There is something almost magical feeling about a cloudy, misty evening. The air smelled moist and I could feel the electrical charge of the garden and its leafy inhabitants. I surveyed which bare spots needed attention and set to work. Quite a few tomato plants I had started from seed were becoming well established and needed to be thinned and replanted into individual squares. When the dirt is dry, the natural granite dust and sand present in the soil cuts up and dries out my hands. But tonight the dirt was moist. Moist, dark, fluffy, and absolutely divine.

Nothing will make you a believer in something bigger than you like working in the soil. Dirt is my religion.

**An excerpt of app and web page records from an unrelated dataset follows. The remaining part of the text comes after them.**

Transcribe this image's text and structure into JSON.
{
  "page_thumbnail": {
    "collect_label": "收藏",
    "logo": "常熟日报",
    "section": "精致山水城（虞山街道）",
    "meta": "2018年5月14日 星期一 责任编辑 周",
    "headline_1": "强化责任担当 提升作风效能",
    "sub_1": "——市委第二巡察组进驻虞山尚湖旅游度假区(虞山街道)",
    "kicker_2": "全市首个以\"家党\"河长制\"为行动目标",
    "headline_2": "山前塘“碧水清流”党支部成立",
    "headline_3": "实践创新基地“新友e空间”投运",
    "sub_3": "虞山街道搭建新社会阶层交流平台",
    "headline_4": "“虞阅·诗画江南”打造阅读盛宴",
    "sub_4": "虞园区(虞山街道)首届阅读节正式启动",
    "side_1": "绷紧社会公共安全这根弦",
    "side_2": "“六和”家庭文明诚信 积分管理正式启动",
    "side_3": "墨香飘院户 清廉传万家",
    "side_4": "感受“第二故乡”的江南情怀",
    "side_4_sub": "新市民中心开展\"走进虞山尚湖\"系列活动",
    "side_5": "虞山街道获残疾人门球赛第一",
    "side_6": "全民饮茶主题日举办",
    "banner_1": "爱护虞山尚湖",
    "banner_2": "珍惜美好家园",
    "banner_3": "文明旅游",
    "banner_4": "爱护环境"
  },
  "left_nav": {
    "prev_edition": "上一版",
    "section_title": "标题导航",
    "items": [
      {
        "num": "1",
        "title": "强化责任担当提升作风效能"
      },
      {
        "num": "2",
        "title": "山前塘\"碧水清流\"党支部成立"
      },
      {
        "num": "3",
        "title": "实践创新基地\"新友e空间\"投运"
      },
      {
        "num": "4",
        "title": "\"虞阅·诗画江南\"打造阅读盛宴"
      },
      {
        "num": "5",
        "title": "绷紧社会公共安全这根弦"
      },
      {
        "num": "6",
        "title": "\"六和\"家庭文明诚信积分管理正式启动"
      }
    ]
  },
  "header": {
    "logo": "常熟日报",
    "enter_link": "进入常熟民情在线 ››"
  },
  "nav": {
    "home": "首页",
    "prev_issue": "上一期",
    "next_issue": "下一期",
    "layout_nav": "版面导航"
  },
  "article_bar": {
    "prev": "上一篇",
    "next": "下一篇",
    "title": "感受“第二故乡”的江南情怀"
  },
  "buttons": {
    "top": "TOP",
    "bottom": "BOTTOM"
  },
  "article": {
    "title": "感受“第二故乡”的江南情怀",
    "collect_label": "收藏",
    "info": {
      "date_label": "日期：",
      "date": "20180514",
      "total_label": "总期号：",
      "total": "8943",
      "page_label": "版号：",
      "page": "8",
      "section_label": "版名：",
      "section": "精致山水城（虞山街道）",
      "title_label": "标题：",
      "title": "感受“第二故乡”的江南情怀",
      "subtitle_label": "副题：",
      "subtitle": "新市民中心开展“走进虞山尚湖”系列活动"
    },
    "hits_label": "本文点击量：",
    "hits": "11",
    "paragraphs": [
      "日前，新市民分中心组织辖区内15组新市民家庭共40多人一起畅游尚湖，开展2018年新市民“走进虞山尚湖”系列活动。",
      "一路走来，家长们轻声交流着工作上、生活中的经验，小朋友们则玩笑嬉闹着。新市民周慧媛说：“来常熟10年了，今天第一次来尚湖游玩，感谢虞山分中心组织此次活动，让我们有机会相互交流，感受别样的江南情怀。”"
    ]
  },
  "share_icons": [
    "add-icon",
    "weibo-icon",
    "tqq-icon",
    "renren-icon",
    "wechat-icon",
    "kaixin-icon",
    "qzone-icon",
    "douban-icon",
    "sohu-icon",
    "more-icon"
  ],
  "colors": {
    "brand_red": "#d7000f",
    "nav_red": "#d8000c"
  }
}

I carefully dug up the seedlings that were grouped together and gently teased their roots apart. Once they were free from each other, I replanted the seedlings singly this time. Part of the magic of gardening is hoping for the best yet not knowing the outcome. We can always expect that a seedling will live if given the right conditions, but we don’t really know until the day we harvest that beautiful tomato, or cabbage, or pepper. Experiment and wishful thinking are all an integral part of the experience. Smelling the rain in the air. Hands in the soil. Dirt under your nails. Tiny, living plants in your care. Wet garden paths. Evening mist.